The controversy in Los Angeles County Flood Control District v. Natural Resources Defense Council is over whether the Los Angeles County Flood Control District has violated a federal permit because of the level of pollutants from stormwater that it gathers in municipal separate storm sewer systems (MS4s) located in two California Rivers.

The technical legal question the Court agreed to decide is whether the transfer of water within a single body of water through an MS4 constitutes an addition of any pollutant under the Clean Water Act (CWA).  In 2004 in South Florida Water Management District v. Miccosukee Tribe the Supreme Court held that an addition of a pollutant only occurs if a pollutant is transferred from one “meaningfully distinct” water body into another, which did not happen in this case.   As NLC’s brief points out “where an MS4 includes portions of a waterway, and water is just being conveyed from the MS4 portion of a navigable water to the non-MS4 portion of the same navigable water, no addition of pollutants to a navigable water has occurred or been proven merely from the movement of that water downstream.”

The SLLC’s brief also notes that the Ninth Circuit “failed to determine . . . whether the segments of the rivers above and below [MS4] were the same bodies of water or different bodies of water, and apparently attached no significance to the question.”  From NLC’s and the SLLC’s perspective, the Ninth Circuit simply ignored the Supreme Court’s holding in Miccosukee Tribe.

It seems unlikely the Court is going to say it didn’t actually mean what it said in Miccosukee Tribe.  After all, this isn’t one of those cases where changing social values or new information might convince the Court to change its mind.

The bottom line for local governments is that state and local governments regulate water quality in MS4s and federal regulation is redundant.  While all signs point towards the Supreme Court applying Miccosukee Tribe and concluding the CWA does not apply in this case, only time will tell.
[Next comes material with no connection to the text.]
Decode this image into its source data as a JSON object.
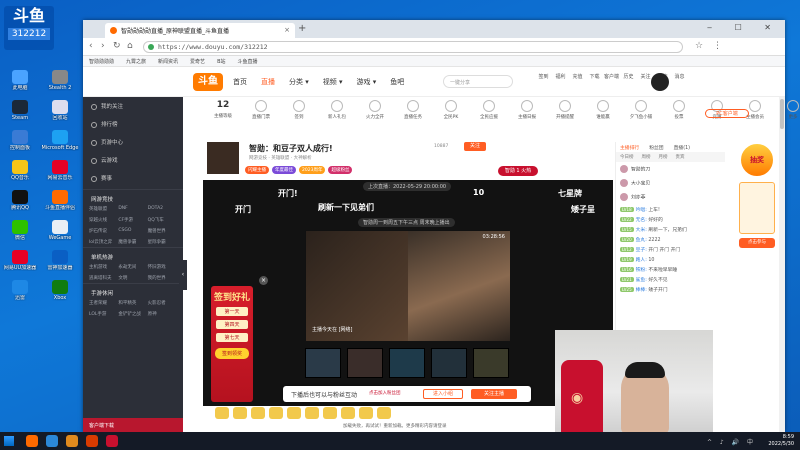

A date for oral argument in this case has not yet been set.  The Supreme Court will issue an opinion in this case by June 30, 2013.